In 1918 in World War I, in the Meuse-Argonne Sector in France, the former New York lawyer and Major Charles White Whittlesey (Rick Schroder) is assigned by Gen. Robert Alexander (Michael Brandon) to a massive suicidal attack against the German forces in the Argonne Forest with his five hundred men battalion. However, the forces supposed to be giving support through the flanks retreat and the communications with the headquarter of the 77th American Division are cut. Major Wittlesey holds his position with his men, mostly Irish, Polish, Italian and Jew gangsters from New York, surrounded by the German army. Without food, water, ammunition and medical supplies, only two hundred men survive after five days of siege. Based on a true event, "The Lost Battalion" is a great tale of bravery and courage. I do not know how accurate the facts are displayed, but I liked this movie very much. The battle scenes are very gore and realistic, in a war of trenches and bayonets, and the actors have great performances, being impossible to highlight an individual acting. Just as a curiosity, this film does not have any actress, only men in the cast. My vote is eight. Title (Brazil): "O Último Batalhão" ("The Last Battalion")
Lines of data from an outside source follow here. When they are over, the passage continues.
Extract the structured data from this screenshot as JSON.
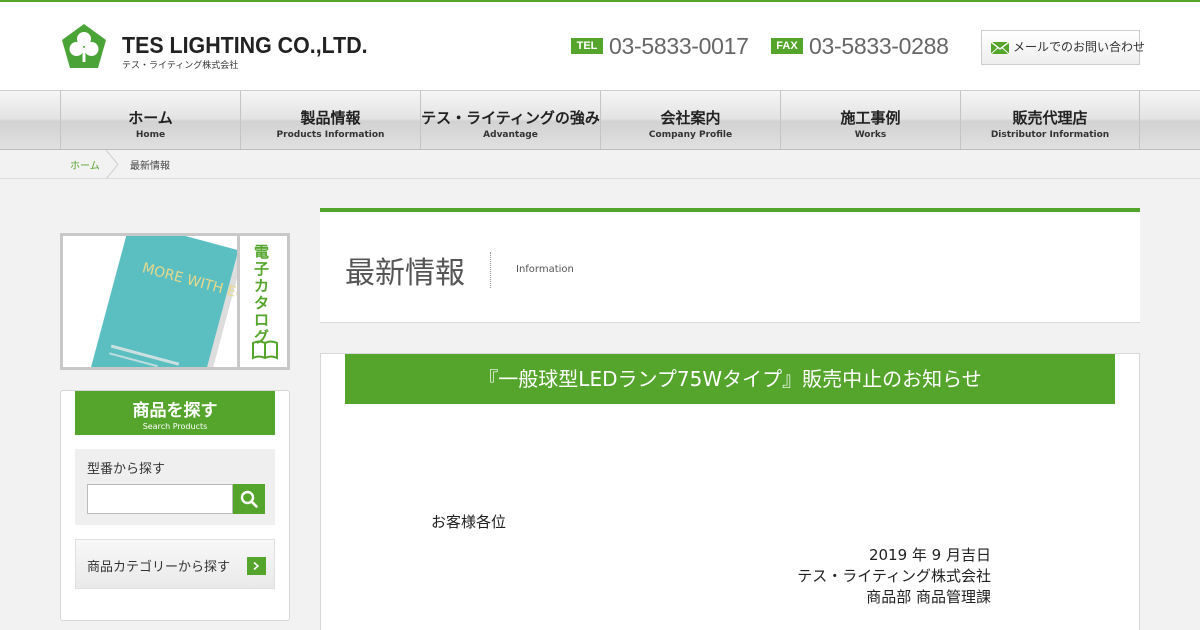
{
  "header": {
    "company_name": "TES LIGHTING CO.,LTD.",
    "company_name_jp": "テス・ライティング株式会社",
    "tel_label": "TEL",
    "tel_number": "03-5833-0017",
    "fax_label": "FAX",
    "fax_number": "03-5833-0288",
    "mail_button": "メールでのお問い合わせ",
    "accent_color": "#55a52d"
  },
  "nav": {
    "items": [
      {
        "jp": "ホーム",
        "en": "Home"
      },
      {
        "jp": "製品情報",
        "en": "Products Information"
      },
      {
        "jp": "テス・ライティングの強み",
        "en": "Advantage"
      },
      {
        "jp": "会社案内",
        "en": "Company Profile"
      },
      {
        "jp": "施工事例",
        "en": "Works"
      },
      {
        "jp": "販売代理店",
        "en": "Distributor Information"
      }
    ]
  },
  "breadcrumb": {
    "home": "ホーム",
    "current": "最新情報"
  },
  "sidebar": {
    "catalog_label": "電子カタログ",
    "catalog_cover_text": "MORE WITH ECO",
    "search": {
      "title": "商品を探す",
      "title_en": "Search Products",
      "model_label": "型番から探す",
      "model_input_value": "",
      "category_button": "商品カテゴリーから探す"
    }
  },
  "main": {
    "title": "最新情報",
    "title_en": "Information",
    "article": {
      "headline": "『一般球型LEDランプ75Wタイプ』販売中止のお知らせ",
      "salutation": "お客様各位",
      "date": "2019 年 9 月吉日",
      "company": "テス・ライティング株式会社",
      "department": "商品部 商品管理課"
    }
  }
}
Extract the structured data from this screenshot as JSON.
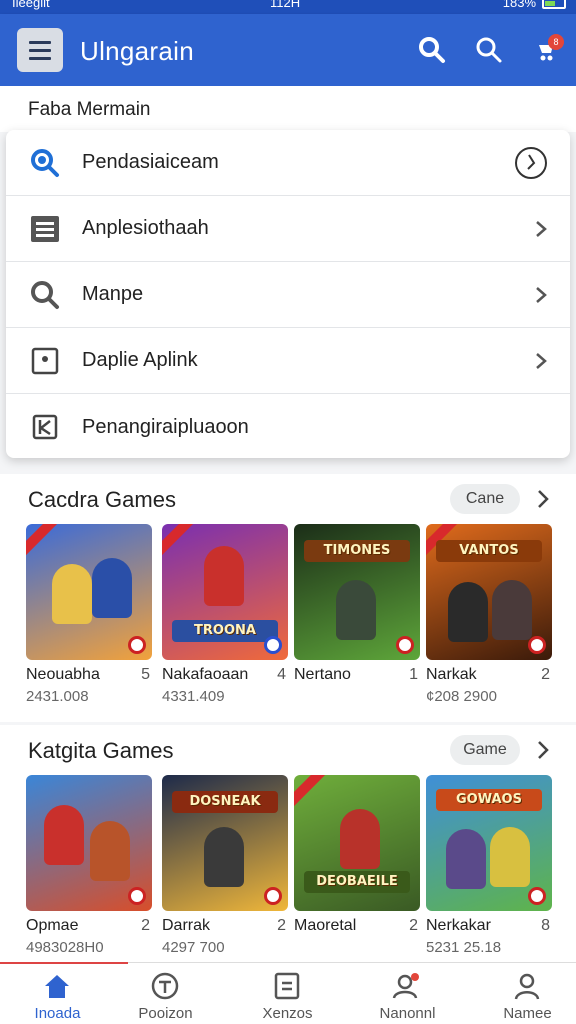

To reply to D.Smyth's post, yes, the film might make some use of war clichés, but given that the original 1919 film did as well, it seems to be keeping honest to the source material. The battalion was historically a diverse one, and while we've seen the type before in war films, I didn't find the film's portrayal to be so terribly clichéd as to detract from its authenticity or enjoyment. Also, regarding the goofs D.Smyth points out, the zippo indeed is post-WWI (early '30s); however, it was based on an earlier, Austrian design, which may have been the basis for what shows up in the film. Also, I'm not sure what his basis is for "o'clock" not existing until twenty years later; to give just one example that contradicts it, Ford Madox Ford references the system twice in his poem "On October, 1914 (Antwerp)" ("This is Charing Cross; / It is one o'clock. ... / This is Charing Cross; it is past one of the clock;"), which was published in 1918. -nqr